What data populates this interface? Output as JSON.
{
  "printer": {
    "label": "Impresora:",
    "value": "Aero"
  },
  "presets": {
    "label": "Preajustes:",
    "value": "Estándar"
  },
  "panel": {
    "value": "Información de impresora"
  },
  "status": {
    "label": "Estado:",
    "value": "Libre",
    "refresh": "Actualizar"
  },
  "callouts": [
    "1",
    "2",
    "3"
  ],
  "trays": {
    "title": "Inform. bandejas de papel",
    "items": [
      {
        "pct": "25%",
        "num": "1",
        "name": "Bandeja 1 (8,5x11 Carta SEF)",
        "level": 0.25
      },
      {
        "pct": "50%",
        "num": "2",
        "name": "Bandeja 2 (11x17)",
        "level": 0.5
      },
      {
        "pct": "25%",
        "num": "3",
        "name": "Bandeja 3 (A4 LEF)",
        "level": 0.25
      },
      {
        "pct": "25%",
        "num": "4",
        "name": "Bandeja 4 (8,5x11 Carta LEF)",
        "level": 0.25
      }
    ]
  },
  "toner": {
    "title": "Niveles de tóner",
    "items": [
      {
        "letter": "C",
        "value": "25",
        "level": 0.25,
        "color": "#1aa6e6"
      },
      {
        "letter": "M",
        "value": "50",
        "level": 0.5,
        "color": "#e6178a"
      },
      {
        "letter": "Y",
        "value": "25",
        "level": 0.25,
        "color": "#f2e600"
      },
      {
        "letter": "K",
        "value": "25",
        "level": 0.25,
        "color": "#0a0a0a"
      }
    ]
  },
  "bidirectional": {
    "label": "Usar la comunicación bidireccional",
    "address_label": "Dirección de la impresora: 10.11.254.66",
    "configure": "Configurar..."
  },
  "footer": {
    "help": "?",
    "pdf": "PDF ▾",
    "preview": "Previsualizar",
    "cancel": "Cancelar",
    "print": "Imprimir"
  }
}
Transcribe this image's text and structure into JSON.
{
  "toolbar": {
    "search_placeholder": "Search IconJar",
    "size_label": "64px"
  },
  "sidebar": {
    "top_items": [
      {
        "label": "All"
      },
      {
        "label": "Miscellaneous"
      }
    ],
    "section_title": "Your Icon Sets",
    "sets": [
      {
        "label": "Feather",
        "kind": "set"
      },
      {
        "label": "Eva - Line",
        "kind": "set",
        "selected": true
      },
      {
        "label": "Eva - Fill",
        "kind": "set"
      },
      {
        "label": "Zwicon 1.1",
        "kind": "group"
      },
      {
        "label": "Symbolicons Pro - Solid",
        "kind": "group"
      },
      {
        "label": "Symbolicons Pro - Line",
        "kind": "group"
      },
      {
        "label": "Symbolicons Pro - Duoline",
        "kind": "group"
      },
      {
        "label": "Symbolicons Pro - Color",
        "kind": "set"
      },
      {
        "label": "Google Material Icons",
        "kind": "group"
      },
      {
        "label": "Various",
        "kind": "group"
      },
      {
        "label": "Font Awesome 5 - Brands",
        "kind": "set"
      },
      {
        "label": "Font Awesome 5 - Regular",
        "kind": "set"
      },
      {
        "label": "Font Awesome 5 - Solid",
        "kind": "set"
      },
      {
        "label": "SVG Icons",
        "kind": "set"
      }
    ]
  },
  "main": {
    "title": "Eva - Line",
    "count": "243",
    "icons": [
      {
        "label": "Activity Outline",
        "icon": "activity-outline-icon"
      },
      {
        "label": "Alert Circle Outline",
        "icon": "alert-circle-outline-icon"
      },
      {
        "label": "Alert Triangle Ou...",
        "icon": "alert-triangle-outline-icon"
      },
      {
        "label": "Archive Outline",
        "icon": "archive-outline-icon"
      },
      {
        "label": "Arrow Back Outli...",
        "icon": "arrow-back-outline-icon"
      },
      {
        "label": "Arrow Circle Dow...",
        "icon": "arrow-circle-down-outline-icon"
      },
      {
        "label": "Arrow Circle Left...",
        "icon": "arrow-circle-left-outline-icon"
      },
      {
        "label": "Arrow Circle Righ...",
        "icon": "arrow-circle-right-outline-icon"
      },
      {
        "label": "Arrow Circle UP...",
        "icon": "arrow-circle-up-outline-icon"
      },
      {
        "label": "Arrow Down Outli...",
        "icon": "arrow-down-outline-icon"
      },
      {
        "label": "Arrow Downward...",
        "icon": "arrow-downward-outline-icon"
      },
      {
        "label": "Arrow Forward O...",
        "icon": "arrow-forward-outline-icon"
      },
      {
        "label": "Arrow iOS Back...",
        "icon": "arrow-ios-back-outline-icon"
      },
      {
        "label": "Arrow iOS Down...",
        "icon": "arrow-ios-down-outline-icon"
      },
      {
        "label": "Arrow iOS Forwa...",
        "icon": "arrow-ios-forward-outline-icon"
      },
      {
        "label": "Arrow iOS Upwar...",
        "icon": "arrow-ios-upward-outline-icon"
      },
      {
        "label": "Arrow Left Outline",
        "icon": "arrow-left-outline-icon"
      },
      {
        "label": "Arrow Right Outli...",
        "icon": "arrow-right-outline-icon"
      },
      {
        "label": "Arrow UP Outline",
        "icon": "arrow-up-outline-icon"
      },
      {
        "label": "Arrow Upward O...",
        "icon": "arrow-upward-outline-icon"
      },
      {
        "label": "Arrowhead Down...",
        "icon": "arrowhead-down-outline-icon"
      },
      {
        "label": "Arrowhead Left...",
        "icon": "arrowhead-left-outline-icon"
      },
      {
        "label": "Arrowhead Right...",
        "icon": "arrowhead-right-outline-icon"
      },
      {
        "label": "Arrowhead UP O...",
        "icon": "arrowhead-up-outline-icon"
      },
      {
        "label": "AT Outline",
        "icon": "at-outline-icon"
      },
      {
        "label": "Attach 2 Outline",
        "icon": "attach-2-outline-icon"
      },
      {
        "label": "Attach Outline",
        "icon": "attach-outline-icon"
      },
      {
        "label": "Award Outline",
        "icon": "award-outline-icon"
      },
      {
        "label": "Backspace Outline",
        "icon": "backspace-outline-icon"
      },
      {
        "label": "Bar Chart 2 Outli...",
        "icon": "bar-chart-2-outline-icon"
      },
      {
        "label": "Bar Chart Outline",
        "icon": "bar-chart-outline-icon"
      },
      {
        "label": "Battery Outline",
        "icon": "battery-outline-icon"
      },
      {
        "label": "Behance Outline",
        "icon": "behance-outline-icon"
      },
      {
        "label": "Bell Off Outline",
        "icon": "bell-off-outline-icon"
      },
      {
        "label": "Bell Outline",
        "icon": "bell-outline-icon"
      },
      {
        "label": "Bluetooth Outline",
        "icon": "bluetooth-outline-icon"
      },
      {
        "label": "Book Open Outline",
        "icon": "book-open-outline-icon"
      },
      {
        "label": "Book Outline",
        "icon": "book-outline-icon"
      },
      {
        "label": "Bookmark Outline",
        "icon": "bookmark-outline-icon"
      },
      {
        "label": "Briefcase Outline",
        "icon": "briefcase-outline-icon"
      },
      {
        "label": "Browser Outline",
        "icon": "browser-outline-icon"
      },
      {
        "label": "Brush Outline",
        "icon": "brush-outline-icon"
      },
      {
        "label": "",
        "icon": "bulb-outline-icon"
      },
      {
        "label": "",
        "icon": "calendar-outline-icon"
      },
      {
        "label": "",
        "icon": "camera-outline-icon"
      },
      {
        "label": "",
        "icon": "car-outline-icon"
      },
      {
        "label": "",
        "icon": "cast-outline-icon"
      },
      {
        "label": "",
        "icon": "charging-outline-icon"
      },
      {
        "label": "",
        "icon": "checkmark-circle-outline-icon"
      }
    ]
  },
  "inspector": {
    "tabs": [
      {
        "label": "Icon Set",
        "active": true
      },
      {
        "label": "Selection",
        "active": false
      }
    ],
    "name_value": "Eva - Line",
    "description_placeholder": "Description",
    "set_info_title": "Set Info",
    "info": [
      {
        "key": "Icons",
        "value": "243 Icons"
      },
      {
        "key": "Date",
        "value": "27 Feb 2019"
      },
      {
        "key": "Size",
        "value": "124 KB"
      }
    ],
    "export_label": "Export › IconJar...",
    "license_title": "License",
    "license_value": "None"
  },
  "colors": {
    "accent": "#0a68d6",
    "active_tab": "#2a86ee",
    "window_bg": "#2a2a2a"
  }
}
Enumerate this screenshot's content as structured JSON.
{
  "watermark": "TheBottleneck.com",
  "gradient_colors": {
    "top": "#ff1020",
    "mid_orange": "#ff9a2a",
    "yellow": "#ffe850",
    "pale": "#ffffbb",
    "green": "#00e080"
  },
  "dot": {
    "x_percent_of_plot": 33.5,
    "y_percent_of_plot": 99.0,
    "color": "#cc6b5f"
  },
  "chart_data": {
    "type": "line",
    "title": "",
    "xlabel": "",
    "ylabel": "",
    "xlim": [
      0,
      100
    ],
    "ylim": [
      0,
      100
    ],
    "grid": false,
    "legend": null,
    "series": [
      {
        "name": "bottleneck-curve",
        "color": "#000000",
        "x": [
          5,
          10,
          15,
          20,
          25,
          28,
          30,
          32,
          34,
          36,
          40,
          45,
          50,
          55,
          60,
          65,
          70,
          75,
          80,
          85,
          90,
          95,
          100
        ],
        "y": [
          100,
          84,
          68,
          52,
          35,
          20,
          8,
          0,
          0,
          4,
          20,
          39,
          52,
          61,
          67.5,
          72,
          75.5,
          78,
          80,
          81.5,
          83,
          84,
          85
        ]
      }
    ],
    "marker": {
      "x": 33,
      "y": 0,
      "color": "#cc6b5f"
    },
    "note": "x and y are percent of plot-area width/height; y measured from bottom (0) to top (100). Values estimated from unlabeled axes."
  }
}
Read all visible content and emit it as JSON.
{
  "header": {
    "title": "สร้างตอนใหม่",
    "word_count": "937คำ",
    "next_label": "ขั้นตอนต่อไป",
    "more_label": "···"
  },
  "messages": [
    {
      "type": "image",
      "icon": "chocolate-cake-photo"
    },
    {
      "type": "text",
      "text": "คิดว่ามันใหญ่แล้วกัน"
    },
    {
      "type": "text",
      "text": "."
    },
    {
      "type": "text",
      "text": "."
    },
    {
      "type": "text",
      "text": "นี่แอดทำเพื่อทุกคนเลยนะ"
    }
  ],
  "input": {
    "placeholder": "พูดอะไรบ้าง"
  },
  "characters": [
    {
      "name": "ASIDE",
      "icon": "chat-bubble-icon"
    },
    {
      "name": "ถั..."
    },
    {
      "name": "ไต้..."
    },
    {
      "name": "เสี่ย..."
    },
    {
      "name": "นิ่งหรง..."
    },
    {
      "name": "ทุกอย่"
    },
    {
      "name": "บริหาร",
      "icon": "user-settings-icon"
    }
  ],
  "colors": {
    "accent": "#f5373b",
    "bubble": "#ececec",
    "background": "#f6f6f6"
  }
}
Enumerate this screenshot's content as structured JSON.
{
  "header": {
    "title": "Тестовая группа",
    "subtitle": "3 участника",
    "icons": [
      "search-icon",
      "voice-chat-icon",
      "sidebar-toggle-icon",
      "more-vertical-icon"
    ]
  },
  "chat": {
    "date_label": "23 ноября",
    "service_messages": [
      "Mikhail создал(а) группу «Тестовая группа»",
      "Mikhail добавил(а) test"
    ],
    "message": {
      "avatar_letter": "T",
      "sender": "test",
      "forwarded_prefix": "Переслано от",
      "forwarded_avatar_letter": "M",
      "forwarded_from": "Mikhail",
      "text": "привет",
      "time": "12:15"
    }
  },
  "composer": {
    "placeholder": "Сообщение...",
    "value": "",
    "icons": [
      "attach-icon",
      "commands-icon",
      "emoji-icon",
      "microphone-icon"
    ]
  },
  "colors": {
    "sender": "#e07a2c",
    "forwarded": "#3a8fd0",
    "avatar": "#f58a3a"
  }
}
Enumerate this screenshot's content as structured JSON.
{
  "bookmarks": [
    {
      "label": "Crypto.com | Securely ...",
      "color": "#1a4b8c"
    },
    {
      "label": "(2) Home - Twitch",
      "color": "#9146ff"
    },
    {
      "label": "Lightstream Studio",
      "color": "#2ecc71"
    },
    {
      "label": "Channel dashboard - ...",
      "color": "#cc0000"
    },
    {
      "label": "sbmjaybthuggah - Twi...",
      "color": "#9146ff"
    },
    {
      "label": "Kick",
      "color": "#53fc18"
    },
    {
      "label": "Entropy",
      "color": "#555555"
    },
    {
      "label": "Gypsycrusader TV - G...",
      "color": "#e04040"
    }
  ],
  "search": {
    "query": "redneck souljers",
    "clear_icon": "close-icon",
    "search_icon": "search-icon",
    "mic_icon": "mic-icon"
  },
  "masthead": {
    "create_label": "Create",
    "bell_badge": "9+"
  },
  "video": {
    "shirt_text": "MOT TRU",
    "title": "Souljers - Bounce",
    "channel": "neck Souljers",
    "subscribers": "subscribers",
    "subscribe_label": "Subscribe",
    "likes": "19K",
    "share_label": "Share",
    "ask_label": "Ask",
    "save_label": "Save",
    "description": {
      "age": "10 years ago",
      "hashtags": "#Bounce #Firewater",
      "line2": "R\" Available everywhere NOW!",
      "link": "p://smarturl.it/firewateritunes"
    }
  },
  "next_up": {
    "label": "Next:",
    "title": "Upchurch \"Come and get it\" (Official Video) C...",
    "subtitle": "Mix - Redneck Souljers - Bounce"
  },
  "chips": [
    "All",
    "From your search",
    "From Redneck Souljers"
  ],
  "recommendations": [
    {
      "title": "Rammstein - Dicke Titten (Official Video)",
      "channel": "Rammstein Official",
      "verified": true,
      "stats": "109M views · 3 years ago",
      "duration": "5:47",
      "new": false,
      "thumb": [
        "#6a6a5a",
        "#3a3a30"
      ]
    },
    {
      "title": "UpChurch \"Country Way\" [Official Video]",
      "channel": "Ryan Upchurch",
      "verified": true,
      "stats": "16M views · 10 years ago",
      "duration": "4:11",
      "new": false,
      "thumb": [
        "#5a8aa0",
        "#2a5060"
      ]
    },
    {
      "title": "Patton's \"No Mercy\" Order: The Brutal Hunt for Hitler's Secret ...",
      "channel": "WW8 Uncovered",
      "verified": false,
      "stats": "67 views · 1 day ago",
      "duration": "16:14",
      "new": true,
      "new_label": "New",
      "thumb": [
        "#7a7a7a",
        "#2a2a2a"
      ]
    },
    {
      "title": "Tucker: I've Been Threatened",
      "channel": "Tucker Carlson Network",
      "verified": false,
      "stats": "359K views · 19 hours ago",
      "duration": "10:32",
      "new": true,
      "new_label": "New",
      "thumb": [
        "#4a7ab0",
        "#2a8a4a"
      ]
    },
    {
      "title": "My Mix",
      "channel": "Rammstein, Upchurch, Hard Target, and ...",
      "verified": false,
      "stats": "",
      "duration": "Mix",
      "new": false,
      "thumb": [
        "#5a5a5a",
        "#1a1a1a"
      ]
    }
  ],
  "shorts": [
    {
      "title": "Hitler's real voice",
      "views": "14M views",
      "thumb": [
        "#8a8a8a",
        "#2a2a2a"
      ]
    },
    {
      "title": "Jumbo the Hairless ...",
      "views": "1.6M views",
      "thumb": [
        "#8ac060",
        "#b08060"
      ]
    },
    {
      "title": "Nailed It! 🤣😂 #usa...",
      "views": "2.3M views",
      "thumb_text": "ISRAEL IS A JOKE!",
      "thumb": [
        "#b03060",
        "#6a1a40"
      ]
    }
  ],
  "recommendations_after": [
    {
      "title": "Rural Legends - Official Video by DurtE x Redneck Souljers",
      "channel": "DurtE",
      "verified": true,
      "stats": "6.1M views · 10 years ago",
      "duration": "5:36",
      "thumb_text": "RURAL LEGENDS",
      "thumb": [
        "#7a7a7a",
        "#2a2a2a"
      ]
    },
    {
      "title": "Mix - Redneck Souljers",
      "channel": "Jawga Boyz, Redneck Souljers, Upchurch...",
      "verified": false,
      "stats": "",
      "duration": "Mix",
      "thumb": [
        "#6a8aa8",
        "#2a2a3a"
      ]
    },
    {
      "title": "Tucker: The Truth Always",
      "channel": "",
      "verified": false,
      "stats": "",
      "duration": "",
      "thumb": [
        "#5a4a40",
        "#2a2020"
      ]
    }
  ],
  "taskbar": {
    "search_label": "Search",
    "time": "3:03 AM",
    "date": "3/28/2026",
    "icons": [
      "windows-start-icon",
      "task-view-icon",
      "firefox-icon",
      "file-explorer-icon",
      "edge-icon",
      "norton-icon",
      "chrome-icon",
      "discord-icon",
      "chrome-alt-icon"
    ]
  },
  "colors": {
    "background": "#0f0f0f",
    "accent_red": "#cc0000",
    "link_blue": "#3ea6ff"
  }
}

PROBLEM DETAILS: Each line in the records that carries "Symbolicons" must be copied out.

SOLUTION TO THE PROBLEM:
        "label": "Symbolicons Pro - Solid",
        "label": "Symbolicons Pro - Line",
        "label": "Symbolicons Pro - Duoline",
        "label": "Symbolicons Pro - Color",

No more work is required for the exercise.